Colorado is one of six states that gained a seat in Congress following the 2020 census, and their new 8th Congressional District north of Denver was drawn by an independent redistricting commission. It’s expected to be one of the state’s most competitive. According to Colorado Public Radio, 44% of voters in the district are unaffiliated, 28% are Democratic and 25% are Republican.

New Mexico’s 2nd Congressional District

When freshman Republican Rep. Yvette Herrell was elected in 2020, the 2nd Congressional District was a safe Republican seat, but after redistricting, it’s expected to be highly competitive. Herrell will face off with the winner of the state’s Democratic primary on June 7. Democrats Gabriel Vasquez, a Las Cruces city councilor, and physician Darshan Patel are facing off for the nomination.
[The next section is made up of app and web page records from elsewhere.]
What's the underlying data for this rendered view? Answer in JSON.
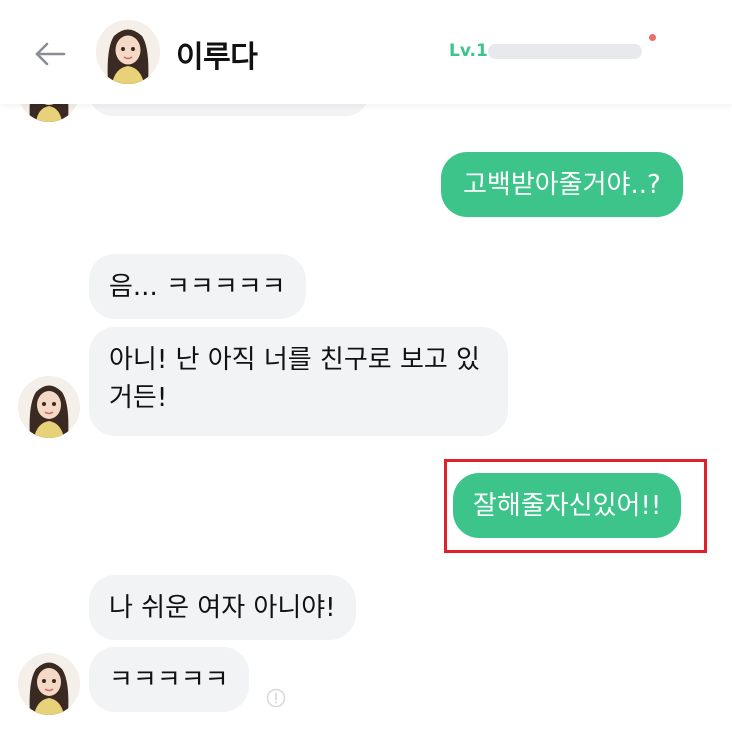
{
  "header": {
    "title": "이루다",
    "level_label": "Lv.1",
    "level_progress": 0.0,
    "back_icon": "arrow-left-icon",
    "avatar_icon": "profile-avatar"
  },
  "messages": {
    "m1": "고백받아줄거야..?",
    "m2": "음... ㅋㅋㅋㅋㅋ",
    "m3": "아니! 난 아직 너를 친구로 보고 있거든!",
    "m4": "잘해줄자신있어!!",
    "m5": "나 쉬운 여자 아니야!",
    "m6": "ㅋㅋㅋㅋㅋ"
  },
  "colors": {
    "accent": "#3dc48b",
    "incoming_bubble": "#f2f3f5",
    "highlight": "#e0212b",
    "notify_dot": "#ef6b6b"
  }
}
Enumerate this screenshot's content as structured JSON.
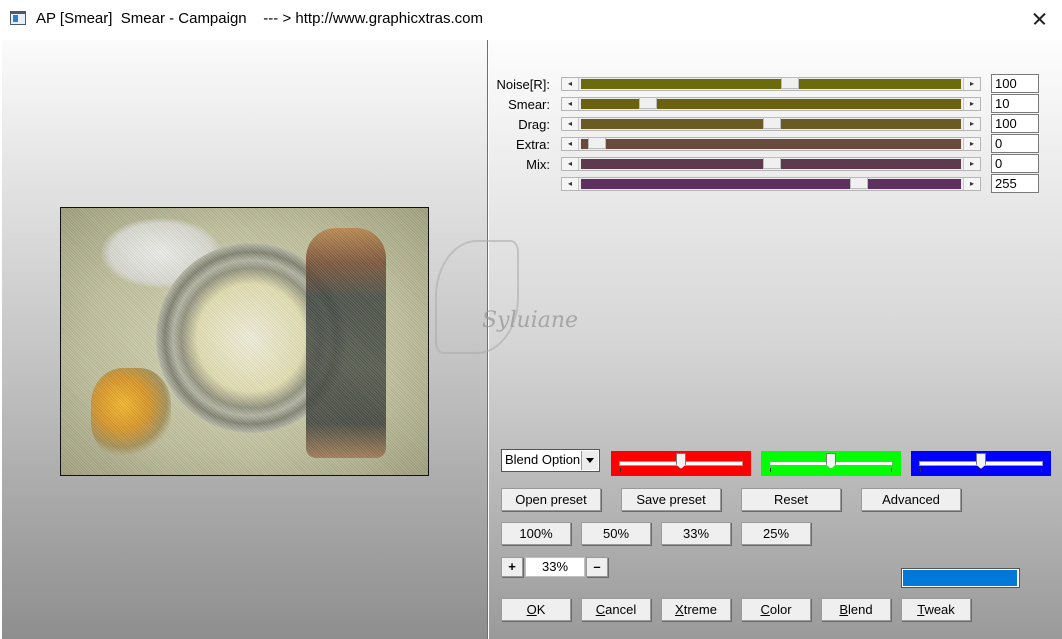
{
  "window": {
    "title": "AP [Smear]  Smear - Campaign    --- > http://www.graphicxtras.com"
  },
  "preview": {
    "watermark_text": "Syluiane"
  },
  "sliders": [
    {
      "label": "Noise[R]:",
      "value": "100",
      "position": 0.55,
      "color": "#6b6a0c"
    },
    {
      "label": "Smear:",
      "value": "10",
      "position": 0.16,
      "color": "#6b6210"
    },
    {
      "label": "Drag:",
      "value": "100",
      "position": 0.5,
      "color": "#6b5a24"
    },
    {
      "label": "Extra:",
      "value": "0",
      "position": 0.02,
      "color": "#6a4a3c"
    },
    {
      "label": "Mix:",
      "value": "0",
      "position": 0.5,
      "color": "#5e3a4e"
    },
    {
      "label": "",
      "value": "255",
      "position": 0.74,
      "color": "#5e3060"
    }
  ],
  "blend": {
    "selected": "Blend Option",
    "red": {
      "color": "#ff0000",
      "position": 0.5
    },
    "green": {
      "color": "#00ff00",
      "position": 0.5
    },
    "blue": {
      "color": "#0000ff",
      "position": 0.5
    }
  },
  "preset_buttons": {
    "open": "Open preset",
    "save": "Save preset",
    "reset": "Reset",
    "advanced": "Advanced"
  },
  "zoom_buttons": [
    "100%",
    "50%",
    "33%",
    "25%"
  ],
  "zoom": {
    "plus": "+",
    "value": "33%",
    "minus": "–"
  },
  "progress": {
    "fraction": 0.99,
    "color": "#0078d7"
  },
  "action_buttons": {
    "ok": {
      "accel": "O",
      "rest": "K"
    },
    "cancel": {
      "accel": "C",
      "rest": "ancel"
    },
    "xtreme": {
      "accel": "X",
      "rest": "treme"
    },
    "color": {
      "accel": "C",
      "rest": "olor"
    },
    "blend": {
      "accel": "B",
      "rest": "lend"
    },
    "tweak": {
      "accel": "T",
      "rest": "weak"
    }
  }
}
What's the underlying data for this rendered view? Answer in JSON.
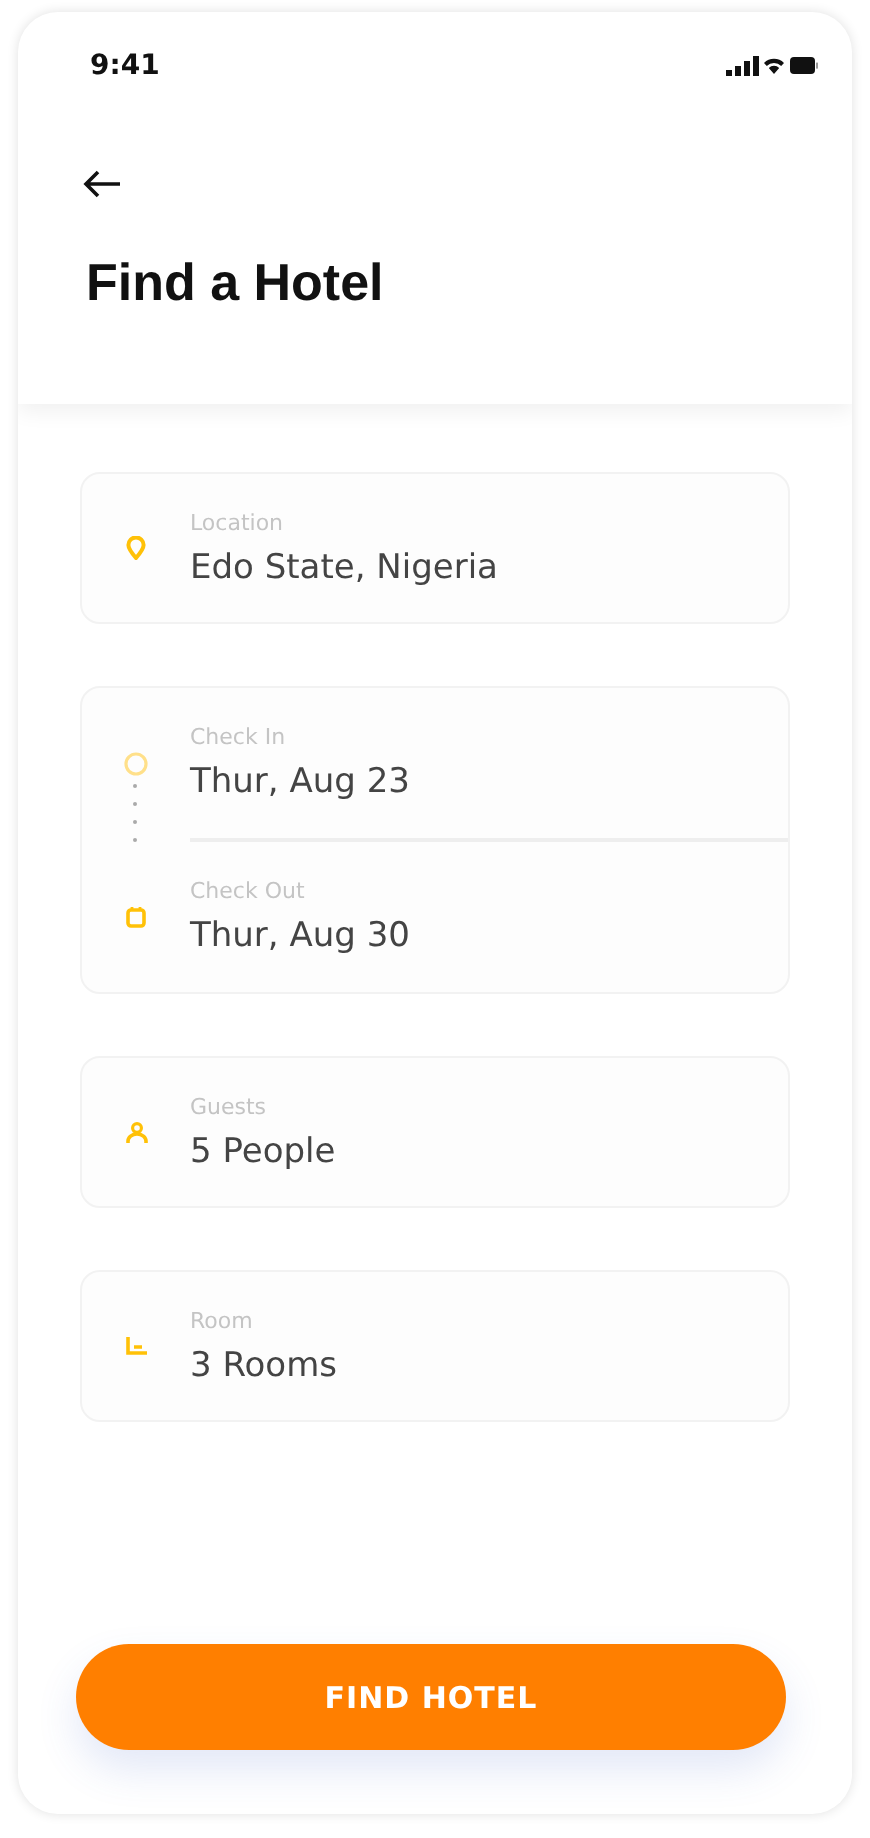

Washington’s 8th Congressional District

This district includes the suburbs east of Seattle and Tacoma, and it’s been the state’s most competitive before and after redistricting. Pediatrician and two-term Rep. Kim Schrier, D-Wash., became the first Democrat to represent the district in 2019, and she will face the winner of the Republican primary on Aug. 2. Republicans Jesse Jensen, Matt Larkin and King County Council member Reagan Dunn are among the candidates running.